======== Source material ========
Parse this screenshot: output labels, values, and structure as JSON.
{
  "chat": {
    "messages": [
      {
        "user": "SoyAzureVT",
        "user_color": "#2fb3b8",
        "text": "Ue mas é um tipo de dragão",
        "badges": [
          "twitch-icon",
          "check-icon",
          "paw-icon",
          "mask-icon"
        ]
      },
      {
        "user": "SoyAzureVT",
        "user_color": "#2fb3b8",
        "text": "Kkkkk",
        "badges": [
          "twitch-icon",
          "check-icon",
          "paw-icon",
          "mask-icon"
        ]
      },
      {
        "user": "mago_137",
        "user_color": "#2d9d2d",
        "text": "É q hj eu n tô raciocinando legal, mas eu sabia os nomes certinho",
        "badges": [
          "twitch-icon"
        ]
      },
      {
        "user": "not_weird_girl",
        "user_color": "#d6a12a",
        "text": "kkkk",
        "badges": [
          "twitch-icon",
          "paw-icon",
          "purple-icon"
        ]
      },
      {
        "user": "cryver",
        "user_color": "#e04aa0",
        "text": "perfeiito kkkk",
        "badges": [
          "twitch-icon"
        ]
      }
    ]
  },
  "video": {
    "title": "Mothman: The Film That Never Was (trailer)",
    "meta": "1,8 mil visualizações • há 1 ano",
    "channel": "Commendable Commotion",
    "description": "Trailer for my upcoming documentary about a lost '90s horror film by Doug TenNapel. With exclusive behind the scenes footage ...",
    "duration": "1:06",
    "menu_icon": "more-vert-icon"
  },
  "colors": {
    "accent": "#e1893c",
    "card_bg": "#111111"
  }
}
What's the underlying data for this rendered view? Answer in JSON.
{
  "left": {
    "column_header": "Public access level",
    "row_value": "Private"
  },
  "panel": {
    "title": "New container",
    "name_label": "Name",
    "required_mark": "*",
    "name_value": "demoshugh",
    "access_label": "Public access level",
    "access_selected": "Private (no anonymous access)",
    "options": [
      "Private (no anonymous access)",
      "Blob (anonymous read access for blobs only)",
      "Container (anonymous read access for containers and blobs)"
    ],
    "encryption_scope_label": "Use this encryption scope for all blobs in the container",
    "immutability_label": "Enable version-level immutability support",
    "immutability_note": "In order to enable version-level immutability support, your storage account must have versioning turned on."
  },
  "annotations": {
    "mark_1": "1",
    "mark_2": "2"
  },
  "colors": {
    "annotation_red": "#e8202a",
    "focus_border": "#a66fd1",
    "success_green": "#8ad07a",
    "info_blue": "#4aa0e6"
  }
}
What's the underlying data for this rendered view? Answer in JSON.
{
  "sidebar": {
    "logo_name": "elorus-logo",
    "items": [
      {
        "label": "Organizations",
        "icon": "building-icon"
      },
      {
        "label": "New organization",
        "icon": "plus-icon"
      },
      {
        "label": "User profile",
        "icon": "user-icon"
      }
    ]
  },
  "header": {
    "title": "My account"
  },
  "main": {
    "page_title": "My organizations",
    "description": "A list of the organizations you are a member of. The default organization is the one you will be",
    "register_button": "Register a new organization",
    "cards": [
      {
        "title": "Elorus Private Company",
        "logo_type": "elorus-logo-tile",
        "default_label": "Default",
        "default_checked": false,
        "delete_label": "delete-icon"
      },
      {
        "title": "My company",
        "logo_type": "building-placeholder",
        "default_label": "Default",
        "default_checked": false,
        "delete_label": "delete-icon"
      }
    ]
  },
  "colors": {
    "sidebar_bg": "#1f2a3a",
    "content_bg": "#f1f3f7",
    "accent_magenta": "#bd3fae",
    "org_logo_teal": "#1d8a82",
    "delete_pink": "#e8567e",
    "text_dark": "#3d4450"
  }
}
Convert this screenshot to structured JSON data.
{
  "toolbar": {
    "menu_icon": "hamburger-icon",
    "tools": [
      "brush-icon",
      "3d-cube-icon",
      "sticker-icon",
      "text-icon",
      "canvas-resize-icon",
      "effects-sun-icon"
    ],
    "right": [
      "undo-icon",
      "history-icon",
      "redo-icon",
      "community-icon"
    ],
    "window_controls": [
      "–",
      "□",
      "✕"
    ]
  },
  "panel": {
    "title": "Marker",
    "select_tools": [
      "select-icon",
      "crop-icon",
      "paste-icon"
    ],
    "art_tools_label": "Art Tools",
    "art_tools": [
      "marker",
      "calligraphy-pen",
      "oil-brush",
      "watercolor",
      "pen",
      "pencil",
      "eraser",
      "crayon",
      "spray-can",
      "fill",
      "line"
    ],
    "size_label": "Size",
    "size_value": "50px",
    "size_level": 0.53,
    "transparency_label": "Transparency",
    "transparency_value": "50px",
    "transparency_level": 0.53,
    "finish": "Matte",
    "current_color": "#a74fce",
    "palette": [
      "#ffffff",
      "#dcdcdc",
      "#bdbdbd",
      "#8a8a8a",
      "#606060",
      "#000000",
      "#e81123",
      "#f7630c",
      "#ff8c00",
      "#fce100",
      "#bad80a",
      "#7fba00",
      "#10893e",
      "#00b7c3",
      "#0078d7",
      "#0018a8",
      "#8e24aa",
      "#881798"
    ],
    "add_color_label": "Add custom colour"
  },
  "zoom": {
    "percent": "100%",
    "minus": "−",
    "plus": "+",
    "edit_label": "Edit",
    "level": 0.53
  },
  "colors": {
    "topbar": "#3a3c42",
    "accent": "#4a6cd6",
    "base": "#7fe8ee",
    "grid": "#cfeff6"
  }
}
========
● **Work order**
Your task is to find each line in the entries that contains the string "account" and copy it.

● **Expected answer**
    "immutability_note": "In order to enable version-level immutability support, your storage account must have versioning turned on."
    "title": "My account"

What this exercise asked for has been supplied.